▶ [Exercise brief]: Could you give the entries again, exactly as written?

□ □ □ □ □

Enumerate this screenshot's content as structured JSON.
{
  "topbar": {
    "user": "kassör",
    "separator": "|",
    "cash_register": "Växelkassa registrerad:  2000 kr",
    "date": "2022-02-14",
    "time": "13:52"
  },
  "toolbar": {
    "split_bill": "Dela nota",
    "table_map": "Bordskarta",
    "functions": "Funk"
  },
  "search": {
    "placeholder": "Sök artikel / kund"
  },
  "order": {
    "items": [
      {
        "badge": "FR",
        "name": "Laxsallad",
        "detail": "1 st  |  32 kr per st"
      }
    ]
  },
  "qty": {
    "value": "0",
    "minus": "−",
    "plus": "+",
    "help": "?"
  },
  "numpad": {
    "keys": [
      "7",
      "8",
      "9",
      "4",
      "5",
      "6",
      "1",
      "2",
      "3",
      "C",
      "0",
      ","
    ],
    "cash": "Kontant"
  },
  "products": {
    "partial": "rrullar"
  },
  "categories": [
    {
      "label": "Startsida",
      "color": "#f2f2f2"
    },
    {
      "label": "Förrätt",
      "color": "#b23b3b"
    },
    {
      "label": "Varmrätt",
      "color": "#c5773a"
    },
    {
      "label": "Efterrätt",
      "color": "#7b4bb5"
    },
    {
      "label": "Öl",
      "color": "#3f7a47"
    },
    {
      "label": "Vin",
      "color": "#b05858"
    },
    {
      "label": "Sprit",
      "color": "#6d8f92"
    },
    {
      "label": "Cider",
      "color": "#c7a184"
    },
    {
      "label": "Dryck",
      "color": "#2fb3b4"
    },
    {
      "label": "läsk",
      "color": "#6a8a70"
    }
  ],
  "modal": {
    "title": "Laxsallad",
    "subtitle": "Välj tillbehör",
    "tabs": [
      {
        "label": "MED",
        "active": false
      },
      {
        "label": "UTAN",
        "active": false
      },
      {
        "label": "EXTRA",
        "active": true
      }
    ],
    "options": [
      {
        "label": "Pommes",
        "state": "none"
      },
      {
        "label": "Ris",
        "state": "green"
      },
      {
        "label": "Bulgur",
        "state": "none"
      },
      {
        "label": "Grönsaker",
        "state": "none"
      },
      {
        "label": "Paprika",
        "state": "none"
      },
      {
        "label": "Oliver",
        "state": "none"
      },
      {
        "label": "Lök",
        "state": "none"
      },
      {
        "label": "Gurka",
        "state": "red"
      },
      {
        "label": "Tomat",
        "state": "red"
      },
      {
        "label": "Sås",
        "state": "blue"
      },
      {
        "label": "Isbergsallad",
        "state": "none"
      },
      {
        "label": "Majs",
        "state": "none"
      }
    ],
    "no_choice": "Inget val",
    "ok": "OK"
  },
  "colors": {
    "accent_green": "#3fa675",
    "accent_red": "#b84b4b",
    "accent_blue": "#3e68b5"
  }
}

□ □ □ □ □

▶ [Exercise answer]:
Enumerate this screenshot's content as structured JSON.
{
  "topbar": {
    "user": "kassör",
    "separator": "|",
    "cash_register": "Växelkassa registrerad:  2000 kr",
    "date": "2022-02-14",
    "time": "13:52"
  },
  "toolbar": {
    "split_bill": "Dela nota",
    "table_map": "Bordskarta",
    "functions": "Funk"
  },
  "search": {
    "placeholder": "Sök artikel / kund"
  },
  "order": {
    "items": [
      {
        "badge": "FR",
        "name": "Laxsallad",
        "detail": "1 st  |  32 kr per st"
      }
    ]
  },
  "qty": {
    "value": "0",
    "minus": "−",
    "plus": "+",
    "help": "?"
  },
  "numpad": {
    "keys": [
      "7",
      "8",
      "9",
      "4",
      "5",
      "6",
      "1",
      "2",
      "3",
      "C",
      "0",
      ","
    ],
    "cash": "Kontant"
  },
  "products": {
    "partial": "rrullar"
  },
  "categories": [
    {
      "label": "Startsida",
      "color": "#f2f2f2"
    },
    {
      "label": "Förrätt",
      "color": "#b23b3b"
    },
    {
      "label": "Varmrätt",
      "color": "#c5773a"
    },
    {
      "label": "Efterrätt",
      "color": "#7b4bb5"
    },
    {
      "label": "Öl",
      "color": "#3f7a47"
    },
    {
      "label": "Vin",
      "color": "#b05858"
    },
    {
      "label": "Sprit",
      "color": "#6d8f92"
    },
    {
      "label": "Cider",
      "color": "#c7a184"
    },
    {
      "label": "Dryck",
      "color": "#2fb3b4"
    },
    {
      "label": "läsk",
      "color": "#6a8a70"
    }
  ],
  "modal": {
    "title": "Laxsallad",
    "subtitle": "Välj tillbehör",
    "tabs": [
      {
        "label": "MED",
        "active": false
      },
      {
        "label": "UTAN",
        "active": false
      },
      {
        "label": "EXTRA",
        "active": true
      }
    ],
    "options": [
      {
        "label": "Pommes",
        "state": "none"
      },
      {
        "label": "Ris",
        "state": "green"
      },
      {
        "label": "Bulgur",
        "state": "none"
      },
      {
        "label": "Grönsaker",
        "state": "none"
      },
      {
        "label": "Paprika",
        "state": "none"
      },
      {
        "label": "Oliver",
        "state": "none"
      },
      {
        "label": "Lök",
        "state": "none"
      },
      {
        "label": "Gurka",
        "state": "red"
      },
      {
        "label": "Tomat",
        "state": "red"
      },
      {
        "label": "Sås",
        "state": "blue"
      },
      {
        "label": "Isbergsallad",
        "state": "none"
      },
      {
        "label": "Majs",
        "state": "none"
      }
    ],
    "no_choice": "Inget val",
    "ok": "OK"
  },
  "colors": {
    "accent_green": "#3fa675",
    "accent_red": "#b84b4b",
    "accent_blue": "#3e68b5"
  }
}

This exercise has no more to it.